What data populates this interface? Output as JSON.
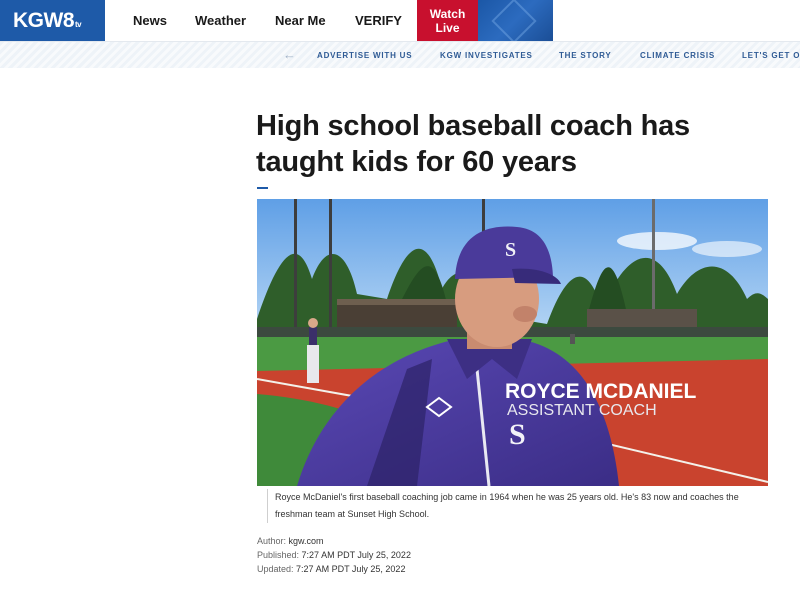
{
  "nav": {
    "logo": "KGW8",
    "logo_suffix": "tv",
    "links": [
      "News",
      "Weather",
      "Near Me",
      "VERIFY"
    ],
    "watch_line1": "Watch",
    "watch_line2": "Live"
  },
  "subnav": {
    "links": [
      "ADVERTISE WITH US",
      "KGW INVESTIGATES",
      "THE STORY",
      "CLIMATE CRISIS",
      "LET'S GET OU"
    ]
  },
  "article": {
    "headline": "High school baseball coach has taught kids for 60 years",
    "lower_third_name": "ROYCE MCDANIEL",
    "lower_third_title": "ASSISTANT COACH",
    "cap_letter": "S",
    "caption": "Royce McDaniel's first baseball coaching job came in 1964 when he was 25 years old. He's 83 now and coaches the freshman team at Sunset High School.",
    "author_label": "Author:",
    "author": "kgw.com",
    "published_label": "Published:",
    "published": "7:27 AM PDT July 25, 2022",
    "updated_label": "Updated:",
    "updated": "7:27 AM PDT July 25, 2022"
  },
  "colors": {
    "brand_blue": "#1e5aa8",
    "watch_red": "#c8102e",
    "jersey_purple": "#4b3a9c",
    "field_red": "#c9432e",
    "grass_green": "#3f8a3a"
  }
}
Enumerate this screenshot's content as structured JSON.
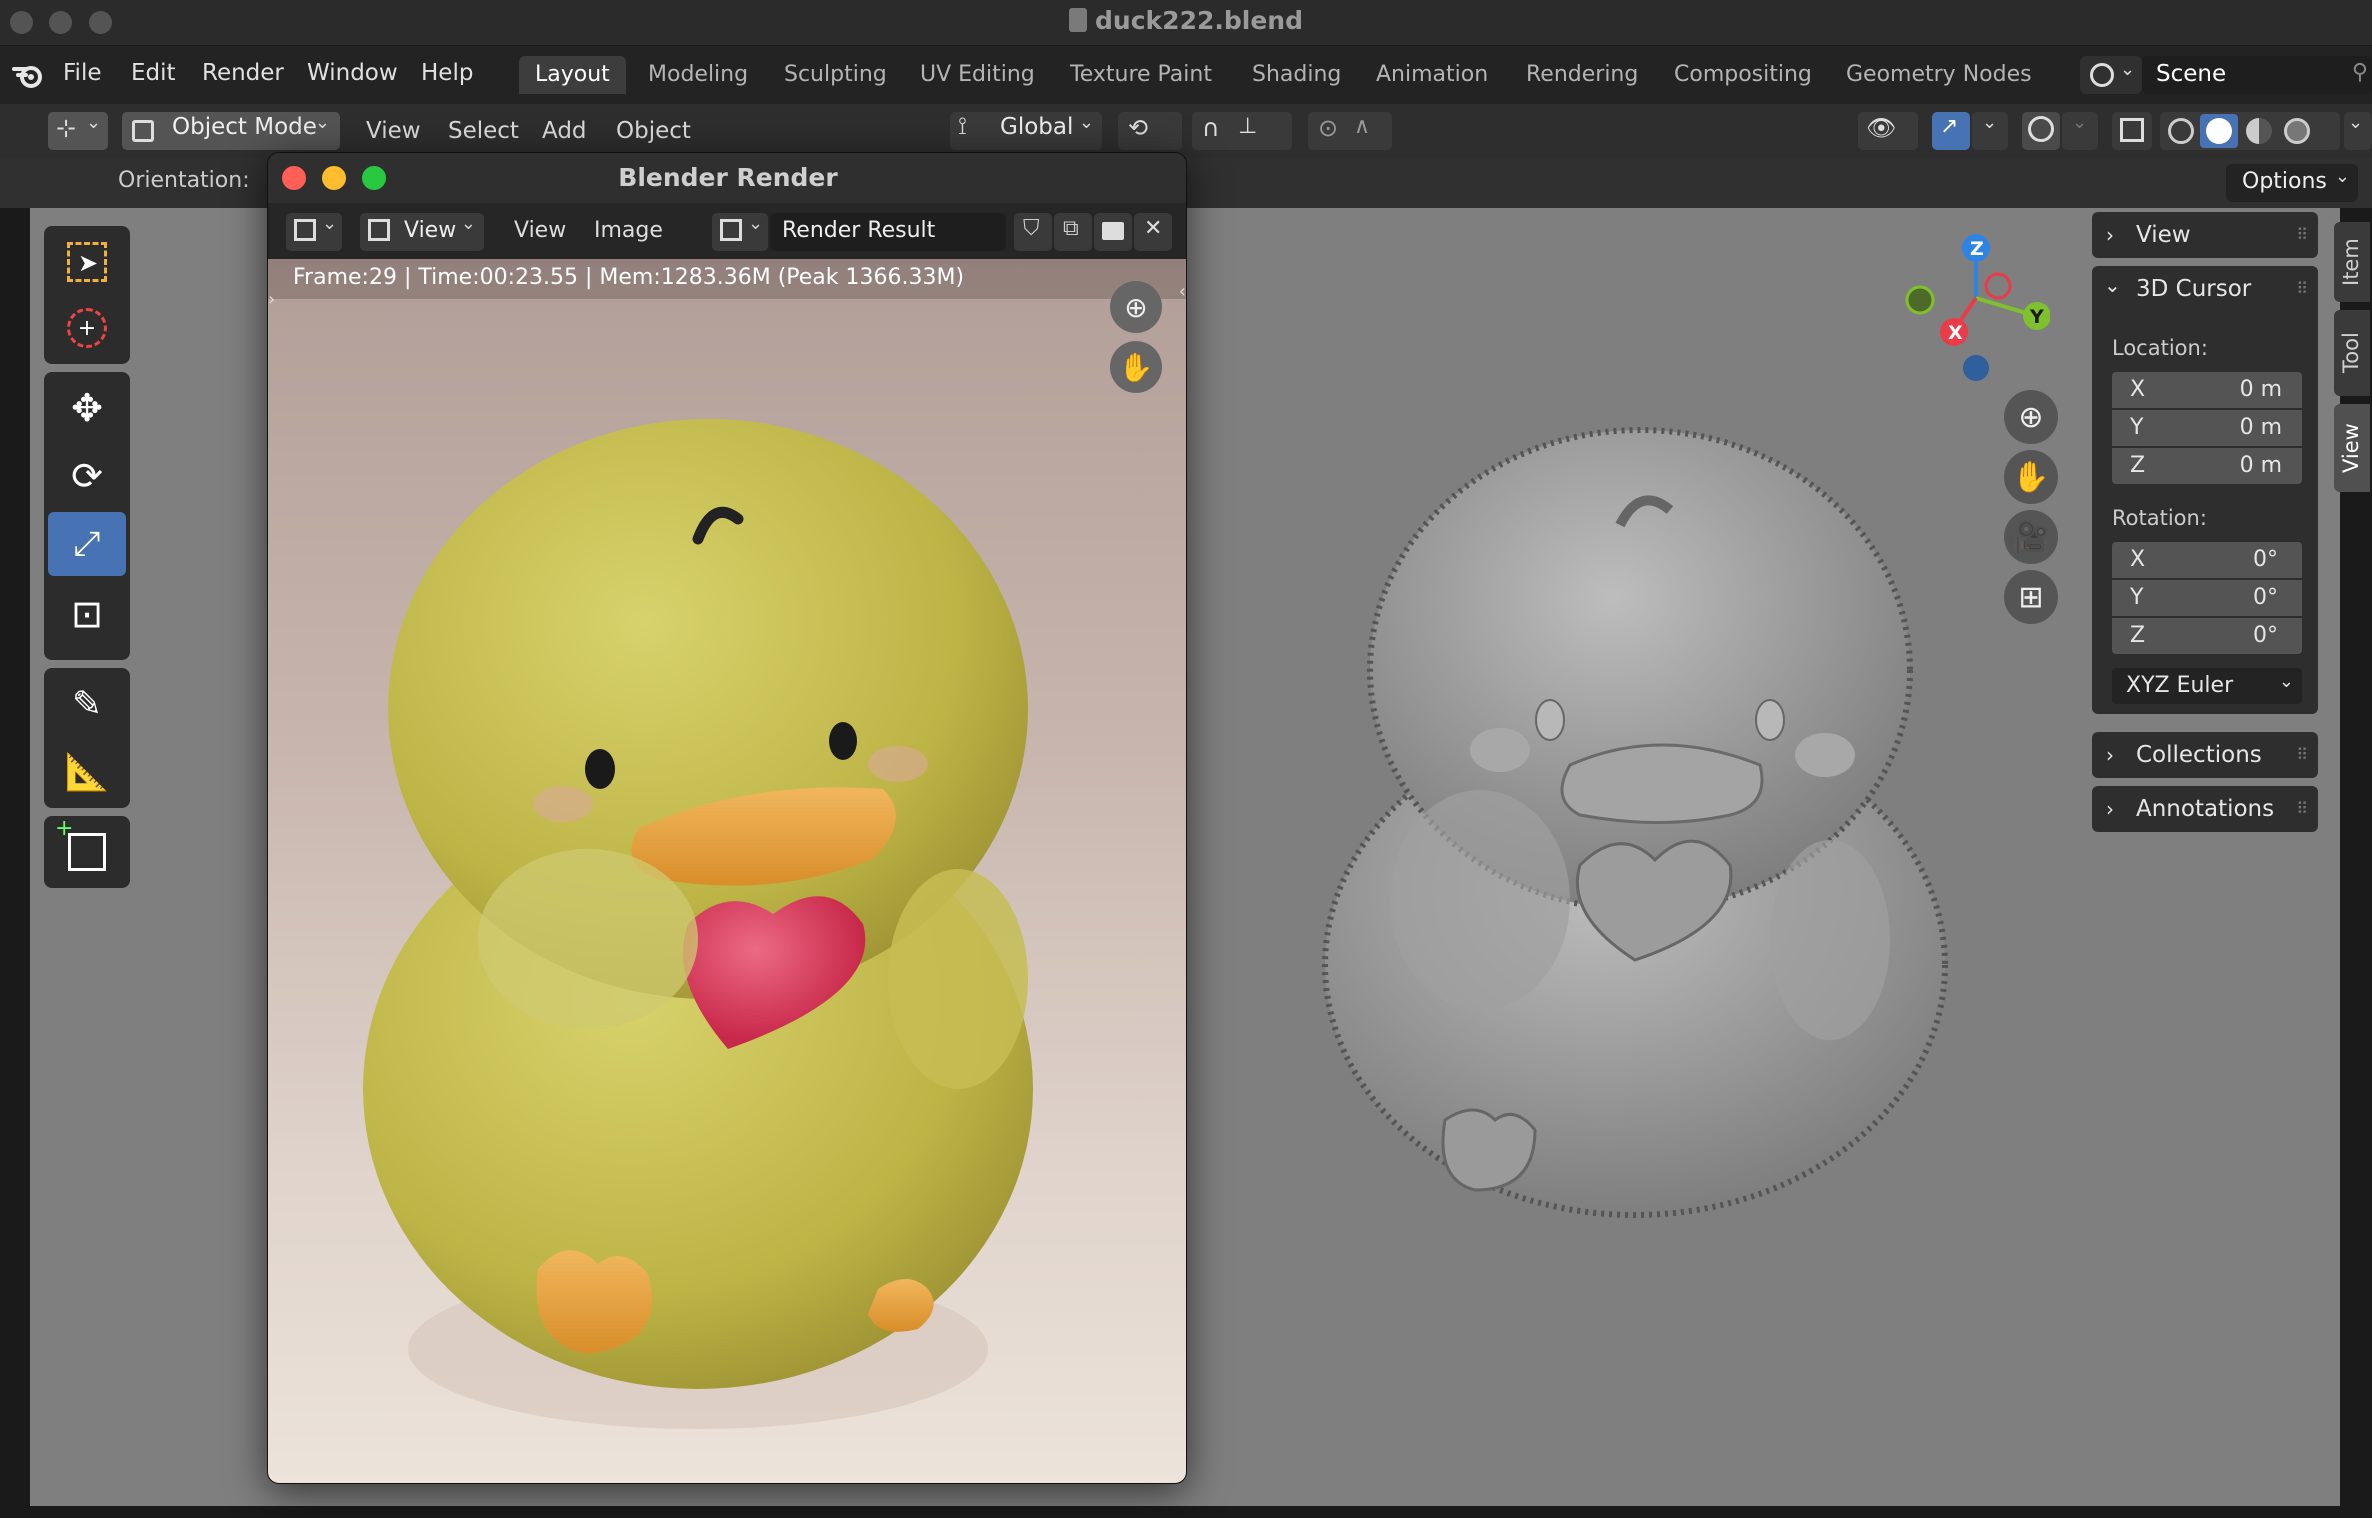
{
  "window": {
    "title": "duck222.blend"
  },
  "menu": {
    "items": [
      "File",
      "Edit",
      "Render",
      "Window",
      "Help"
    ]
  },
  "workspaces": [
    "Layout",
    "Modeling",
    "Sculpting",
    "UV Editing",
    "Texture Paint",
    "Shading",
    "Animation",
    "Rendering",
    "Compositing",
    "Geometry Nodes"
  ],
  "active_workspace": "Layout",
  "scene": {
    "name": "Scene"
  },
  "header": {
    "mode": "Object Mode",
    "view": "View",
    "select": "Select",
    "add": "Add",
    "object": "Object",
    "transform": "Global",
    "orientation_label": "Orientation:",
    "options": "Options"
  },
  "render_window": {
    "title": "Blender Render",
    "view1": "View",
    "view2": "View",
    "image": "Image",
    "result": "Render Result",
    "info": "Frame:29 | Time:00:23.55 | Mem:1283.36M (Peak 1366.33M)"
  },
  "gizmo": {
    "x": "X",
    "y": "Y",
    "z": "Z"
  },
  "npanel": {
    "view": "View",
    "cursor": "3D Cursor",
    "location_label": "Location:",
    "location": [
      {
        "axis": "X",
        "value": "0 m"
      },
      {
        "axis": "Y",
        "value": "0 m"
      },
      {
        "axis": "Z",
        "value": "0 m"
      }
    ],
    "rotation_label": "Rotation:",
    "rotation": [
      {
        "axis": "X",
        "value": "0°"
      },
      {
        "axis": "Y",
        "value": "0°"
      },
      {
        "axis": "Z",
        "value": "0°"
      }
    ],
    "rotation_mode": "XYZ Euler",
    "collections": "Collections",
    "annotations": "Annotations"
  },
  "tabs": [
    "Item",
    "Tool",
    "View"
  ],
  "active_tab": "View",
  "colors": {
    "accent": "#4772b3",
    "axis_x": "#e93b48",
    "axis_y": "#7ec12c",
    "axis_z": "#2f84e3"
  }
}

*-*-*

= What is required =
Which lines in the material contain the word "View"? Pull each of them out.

= Your response =
    "view": "View",
    "view1": "View",
    "view2": "View",
    "view": "View",
    "View"
  "active_tab": "View",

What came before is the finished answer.